The system or component transfer functions are multiplied together to calculate the System Transfer Function (Figure 12).
The “Desired System Transfer Function”
The objective of the procedure is to make the results look like they were acquired with a data system that has a particular “standard” transfer function. There are two obvious possibilities:
- Matching a different system’s transfer function. For example, data acquired with a sigma-delta system can be made to look like it was measured with a Butterworth filter.
- An “ideal” transfer function: Constant gain and zero phase to the cutoff frequency. Zero response above it.
There are restrictions to the selection of the Desired Transfer Function. The gain must:
- Roll off faster than the system transfer function.
- Not amplify noise “excessively”.
Compromises are required.
Transfer Function Compensation
For an example, we will build a fairly extreme “system” so that the changes will be obvious.
Our model measurement system has the following characteristics:
- The nominal system bandwidth is 10KHz.
- The transducer has a resonance with a Q of 10 at 8KHz.
- The cabling system and signal conditioning act as a 1-pole low-pass filter at 2KHz.
- The anti-alias filter is a 4-Pole Bessel Filter at 10KHz.
We will use a shock acquired at 100KS/Sec as the “true” input time history.
The input time history, system transfer function, and measured response are shown in Figure 13. The system has attenuated the energy at high frequency and modified the level significantly.
Our first objective is to emulate a system with zero phase (delay) and a flat spectrum with a bandwidth set to the nominal value of 10KHz (Figure 14).
Figure 15 shows the result of the correction. The “Corrected Response” is essentially identical to the input processed with the “ideal” low-pass filter.
Figure 16 shows the effect on the Shock Response Spectrum: an increase of about 70% at 5KHz.
How Much Can You Increase the Bandwidth?
In theory, you should be able to expand the frequency range up to the Nyquist frequency. However, the correction at high frequency gets large because the roll-off of the Desired Transfer Function must be steeper than the system characteristic and the result is multiplied by the system noise. The input-noise test recommended above will provide information required to determine the signal-to-noise ratio. Realistically, with a good 16-bit (or more) data system the signal-to-noise ratio should be at least 1000/1 so it is reasonable to allow a correction gain of 100. For this example, the square-filter cutoff can be increased to 17KHz (Figure 17). The time history magnitude is significantly increased but the effect on the SRS is negligible.
Significant art and engineering judgement is required.
UpSampling
Finally, if there is not enough resolution in the time-domain representation, the signal can be upsampled by adding zeroes to the top of the spectrum before converting back to the time domain as shown in Figure 5.
Conclusions and Caveats

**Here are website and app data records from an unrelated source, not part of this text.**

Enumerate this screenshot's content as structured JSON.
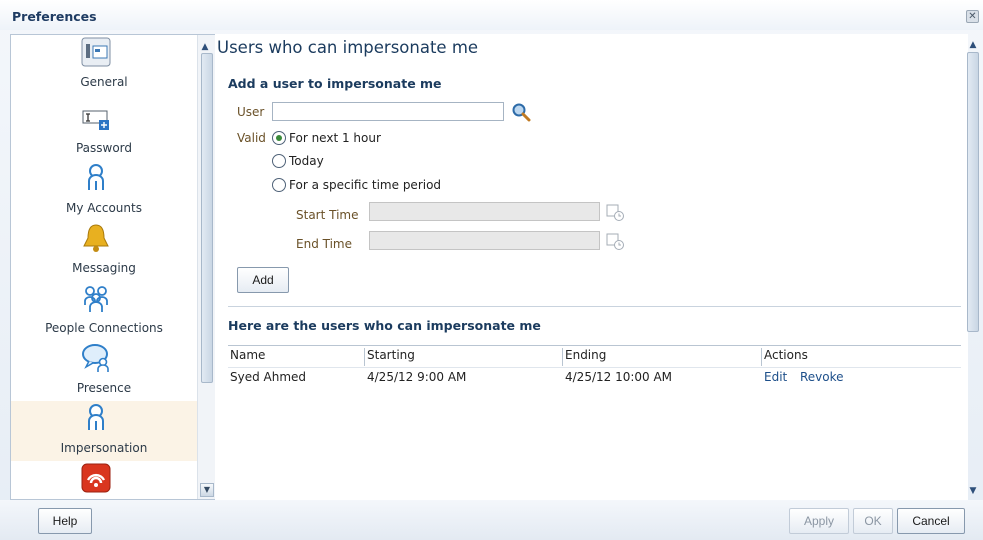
{
  "window": {
    "title": "Preferences",
    "close_icon": "close-icon"
  },
  "sidebar": {
    "items": [
      {
        "label": "General",
        "icon": "general-settings-icon"
      },
      {
        "label": "Password",
        "icon": "password-icon"
      },
      {
        "label": "My Accounts",
        "icon": "user-icon"
      },
      {
        "label": "Messaging",
        "icon": "bell-icon"
      },
      {
        "label": "People Connections",
        "icon": "people-icon"
      },
      {
        "label": "Presence",
        "icon": "presence-chat-icon"
      },
      {
        "label": "Impersonation",
        "icon": "user-icon",
        "selected": true
      },
      {
        "label": "",
        "icon": "rss-feed-icon"
      }
    ]
  },
  "main": {
    "title": "Users who can impersonate me",
    "add_section": {
      "title": "Add a user to impersonate me",
      "user_label": "User",
      "user_value": "",
      "valid_label": "Valid",
      "options": [
        {
          "label": "For next 1 hour",
          "checked": true
        },
        {
          "label": "Today",
          "checked": false
        },
        {
          "label": "For a specific time period",
          "checked": false
        }
      ],
      "start_time_label": "Start Time",
      "end_time_label": "End Time",
      "add_button": "Add"
    },
    "list_section": {
      "title": "Here are the users who can impersonate me",
      "columns": [
        "Name",
        "Starting",
        "Ending",
        "Actions"
      ],
      "rows": [
        {
          "name": "Syed Ahmed",
          "starting": "4/25/12 9:00 AM",
          "ending": "4/25/12 10:00 AM",
          "edit": "Edit",
          "revoke": "Revoke"
        }
      ]
    }
  },
  "footer": {
    "help": "Help",
    "apply": "Apply",
    "ok": "OK",
    "cancel": "Cancel"
  },
  "colors": {
    "title_text": "#1b3b5e",
    "form_label": "#6a5128",
    "link": "#1d4f8a",
    "selected_item_bg": "#fbf3e6"
  }
}
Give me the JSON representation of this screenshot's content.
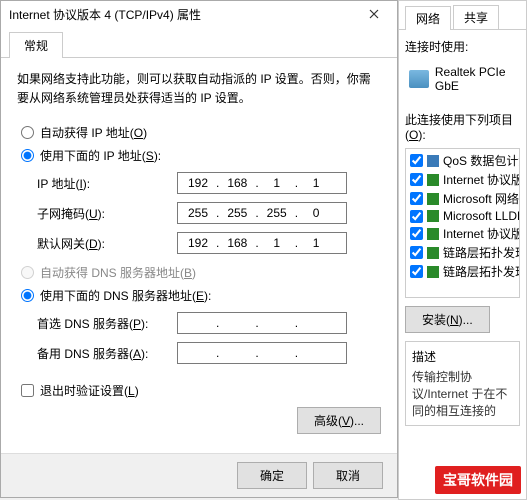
{
  "dialog": {
    "title": "Internet 协议版本 4 (TCP/IPv4) 属性",
    "tab_general": "常规",
    "description": "如果网络支持此功能，则可以获取自动指派的 IP 设置。否则，你需要从网络系统管理员处获得适当的 IP 设置。",
    "ip_auto": "自动获得 IP 地址(",
    "ip_auto_key": "O",
    "ip_manual": "使用下面的 IP 地址(",
    "ip_manual_key": "S",
    "ip_address_label": "IP 地址(",
    "ip_address_key": "I",
    "subnet_label": "子网掩码(",
    "subnet_key": "U",
    "gateway_label": "默认网关(",
    "gateway_key": "D",
    "ip_address": {
      "a": "192",
      "b": "168",
      "c": "1",
      "d": "1"
    },
    "subnet": {
      "a": "255",
      "b": "255",
      "c": "255",
      "d": "0"
    },
    "gateway": {
      "a": "192",
      "b": "168",
      "c": "1",
      "d": "1"
    },
    "dns_auto": "自动获得 DNS 服务器地址(",
    "dns_auto_key": "B",
    "dns_manual": "使用下面的 DNS 服务器地址(",
    "dns_manual_key": "E",
    "dns_pref_label": "首选 DNS 服务器(",
    "dns_pref_key": "P",
    "dns_alt_label": "备用 DNS 服务器(",
    "dns_alt_key": "A",
    "validate_label": "退出时验证设置(",
    "validate_key": "L",
    "advanced": "高级(",
    "advanced_key": "V",
    "ok": "确定",
    "cancel": "取消"
  },
  "bg": {
    "tab_network": "网络",
    "tab_share": "共享",
    "connect_using": "连接时使用:",
    "adapter": "Realtek PCIe GbE",
    "items_label": "此连接使用下列项目(",
    "items_key": "O",
    "items": [
      {
        "label": "QoS 数据包计划",
        "icon": "blue"
      },
      {
        "label": "Internet 协议版本",
        "icon": "green"
      },
      {
        "label": "Microsoft 网络适",
        "icon": "green"
      },
      {
        "label": "Microsoft LLDP",
        "icon": "green"
      },
      {
        "label": "Internet 协议版本",
        "icon": "green"
      },
      {
        "label": "链路层拓扑发现",
        "icon": "green"
      },
      {
        "label": "链路层拓扑发现",
        "icon": "green"
      }
    ],
    "install": "安装(",
    "install_key": "N",
    "desc_title": "描述",
    "desc_text": "传输控制协议/Internet 于在不同的相互连接的"
  },
  "watermark": "宝哥软件园"
}
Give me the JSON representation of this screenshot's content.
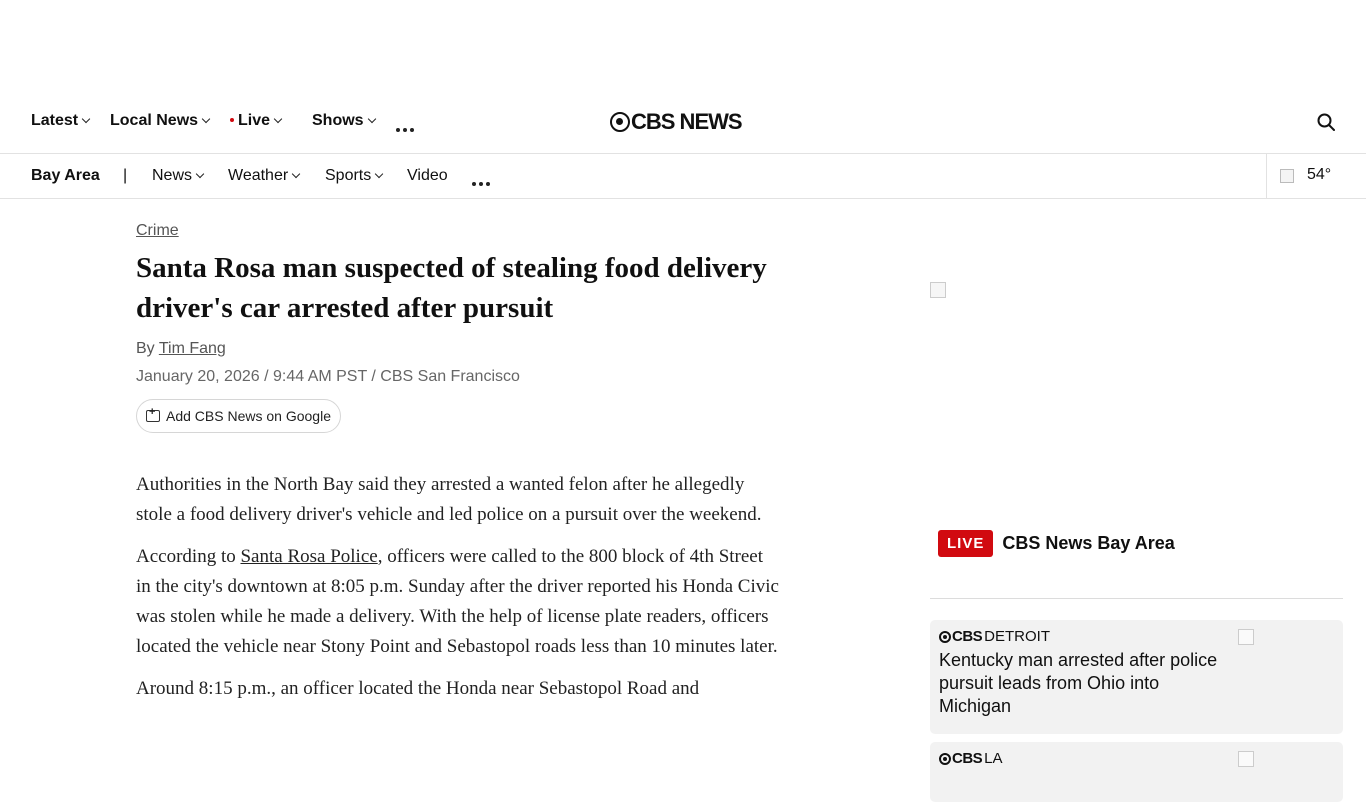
{
  "top_nav": {
    "latest": "Latest",
    "local_news": "Local News",
    "live": "Live",
    "shows": "Shows",
    "logo_text": "CBS NEWS"
  },
  "local_nav": {
    "region": "Bay Area",
    "separator": "|",
    "news": "News",
    "weather": "Weather",
    "sports": "Sports",
    "video": "Video",
    "temperature": "54°"
  },
  "article": {
    "category": "Crime",
    "headline": "Santa Rosa man suspected of stealing food delivery driver's car arrested after pursuit",
    "byline_prefix": "By",
    "author": "Tim Fang",
    "dateline": "January 20, 2026 / 9:44 AM PST / CBS San Francisco",
    "google_button": "Add CBS News on Google",
    "p1": "Authorities in the North Bay said they arrested a wanted felon after he allegedly stole a food delivery driver's vehicle and led police on a pursuit over the weekend.",
    "p2_pre": "According to ",
    "p2_link": "Santa Rosa Police",
    "p2_post": ", officers were called to the 800 block of 4th Street in the city's downtown at 8:05 p.m. Sunday after the driver reported his Honda Civic was stolen while he made a delivery. With the help of license plate readers, officers located the vehicle near Stony Point and Sebastopol roads less than 10 minutes later.",
    "p3": "Around 8:15 p.m., an officer located the Honda near Sebastopol Road and"
  },
  "sidebar": {
    "live_badge": "LIVE",
    "live_title": "CBS News Bay Area",
    "cards": [
      {
        "network": "CBS",
        "station": "DETROIT",
        "title": "Kentucky man arrested after police pursuit leads from Ohio into Michigan"
      },
      {
        "network": "CBS",
        "station": "LA",
        "title": ""
      }
    ]
  },
  "icons": {
    "search": "search-icon",
    "more": "more-dots-icon",
    "weather": "weather-icon",
    "google": "add-google-icon"
  },
  "colors": {
    "live_red": "#d10a10",
    "card_bg": "#f2f2f2"
  }
}
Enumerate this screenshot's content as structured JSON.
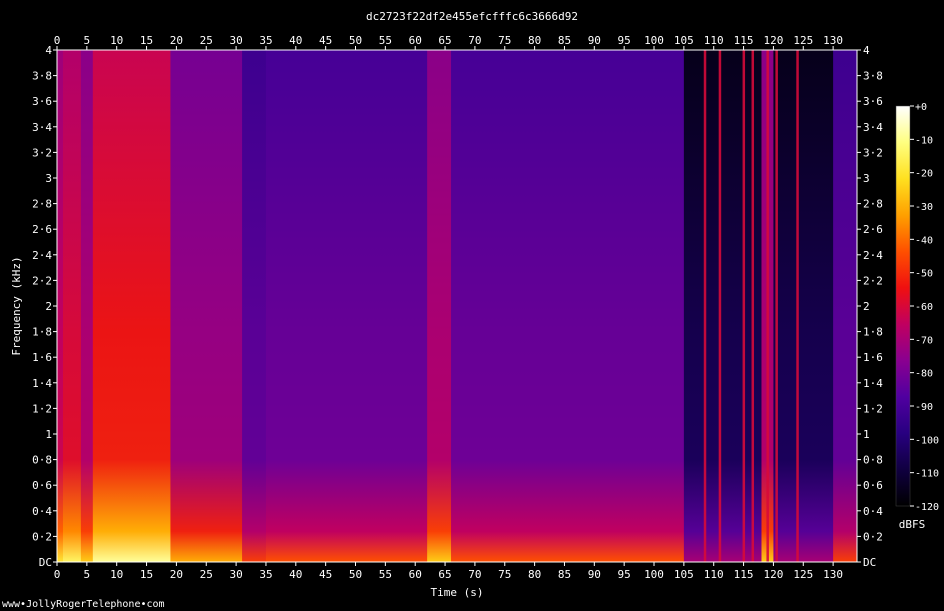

The measurement system that we use produces distortions that can be defined by transfer functions. These distortions can be compensated to produce a data set that has a “standard” characteristic provided that our structure and measurement system satisfy the assumptions and limitations stated near the beginning of this blog.
For non-transient signals the processes described here must be generalized to use the overlapped/windowed approach described in the earlier blog: Spectral-Domain Time-Series Analysis.
References
- Enhancing Signal Accuracy and Bandwidth Extension in Transient Shock Measurements Using Transfer Function Compensation Strether Smith and Ted Diehl. 93^{rd} Shock and Vibration Symposium, October 2023.
- MEMS Shock Accelerometer Signal Modification Attributable to The Electrical Impedance Of Their Cables Patrick Walter, Alan Szary, James Woernley 2021
- Driving Long Cables PCB TN-7